Techniques in ransomware explained

New technique in ransomware explained

RansomRansomware is malicious software that attempts to extort money out of unsuspecting users, normally by locking them out of their machines. This isn’t the first time (or even the second) that we’ve seen such malware in the last few months, but lately there has been a trend of a more sinister type of ransomware.

Instead of simply employing tricks to lock you out of your computer, crypto-ransomware holds your files (documents, photos, music, movies, etc.) hostage by encrypting them. This makes remediation a lot more difficult than just removing the malicious infection, as your files also need to be decrypted.

Last week, SophosLabs saw new ransomware samples employing this technique. On infection, the malware searches for specific types of files (using a list of over 110 file extensions; .doc, .jpg, .pdf, etc), encrypts them, and renames the now unreadable file with a .BLOCKAGE extension. The following ransom message is then displayed to the user:

All your personal files (photo, documents, databases) have been encrypted by a very strong cipher.
You can check this by yourself - just look for files in all folders.
There is no possibility to decrypt these files without a special decrypt program.
Nobody can help you - even don't try to find another method or tell anybody.
We can help you to solve this task: send your request on this e-mail:
Attach to message a full serial key shown below in this ('HOW TO DECRYPT FILES.TXT') file on desktop.
And remember: any harmful or bad words to our side will be a reason for ingoring your message and nothing will be done.
Only we can decrypt your files!

As all your files are being encrypted, the malware also calls home and transmits a copy of the serial key to one of their command-and-control servers.

The scary part here is that they aren’t lying when they say that only they can decrypt your files. In fact, the malware makes use of some nifty public-key cryptography which is the same “one-way” (asymmetric) encryption that lets you safely shop online and access online banking.

The malware generates a unique encryption key randomly every time it infects a computer, which it uses to encrypt your files (using the AES-256 “military grade” cipher algorithm). It then encrypts this using their public key.

The result of this becomes the unique serial key which is displayed to the user.

Unfortunately this means that only someone with their private key can decrypt the serial to get the key used to encrypt your files. To try and recover the private key required from just the public key alone (RSA 1024 bit) would most likely take millions of pounds of computation hardware and time and still probably wouldn’t be finished by the time I graduate from University (2 years’ time).

While the cryptography being used here to hold your family holiday photos/retro music collection/letters from your girlfriend to ransom is very sophisticated, further analysis of the malware itself reveals it to be not so smart.
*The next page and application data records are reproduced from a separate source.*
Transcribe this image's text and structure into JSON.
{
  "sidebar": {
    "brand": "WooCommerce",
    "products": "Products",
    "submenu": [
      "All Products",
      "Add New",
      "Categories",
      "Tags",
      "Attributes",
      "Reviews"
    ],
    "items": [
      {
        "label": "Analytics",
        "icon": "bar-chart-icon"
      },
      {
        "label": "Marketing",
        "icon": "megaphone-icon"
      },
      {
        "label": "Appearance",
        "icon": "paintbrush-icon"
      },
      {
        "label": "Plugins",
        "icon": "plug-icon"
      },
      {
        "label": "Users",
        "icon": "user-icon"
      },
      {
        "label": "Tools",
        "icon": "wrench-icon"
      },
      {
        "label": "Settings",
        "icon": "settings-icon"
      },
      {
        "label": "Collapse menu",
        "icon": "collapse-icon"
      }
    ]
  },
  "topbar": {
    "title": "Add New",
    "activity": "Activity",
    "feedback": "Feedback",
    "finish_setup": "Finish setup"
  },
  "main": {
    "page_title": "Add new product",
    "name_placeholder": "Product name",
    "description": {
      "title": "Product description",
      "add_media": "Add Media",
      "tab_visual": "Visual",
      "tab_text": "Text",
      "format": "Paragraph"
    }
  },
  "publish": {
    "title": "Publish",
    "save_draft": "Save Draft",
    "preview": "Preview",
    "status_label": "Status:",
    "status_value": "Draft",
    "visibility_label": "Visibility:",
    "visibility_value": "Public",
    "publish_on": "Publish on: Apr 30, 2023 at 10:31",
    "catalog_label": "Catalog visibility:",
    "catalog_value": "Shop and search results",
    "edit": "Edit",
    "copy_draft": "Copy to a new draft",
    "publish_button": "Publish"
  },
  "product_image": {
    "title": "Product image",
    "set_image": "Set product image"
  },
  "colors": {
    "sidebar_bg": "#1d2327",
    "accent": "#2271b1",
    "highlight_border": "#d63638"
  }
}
In fact, I would go as far to say the samples that I have seen are the work of an amateur malware author.

The majority of the malware code is not packed or protected in any form like I have come to expect from any sophisticated malware. Additionally, there are several very unique strings present that serve no real purpose – in particular the string “Graciliraptor!” seen in packet captures from some samples.

Perhaps this is the author’s online persona, or a graffiti-esque ‘tag’ taken from the name given to a genus of theropod dinosaur from the early Cretaceous Period, meaning “graceful thief”. Either way, it makes detection of these malware samples a lot easier!

So the really worrying part here is that if this is indeed the work of a malware author wannabe, they have been able take advantage of some very clever crypto to wreak havoc on your system.

They do not even need to code these algorithms themselves; they can just use the crypto libraries (Microsoft Cryptographic API or equivalent) already present on your computer!

Paying the ransom is not recommended, and doesn’t even guarantee you will get your files decrypted. To me, this only emphasises the importance of having up-to-date anti-virus, and regular backups of important documents – just in case.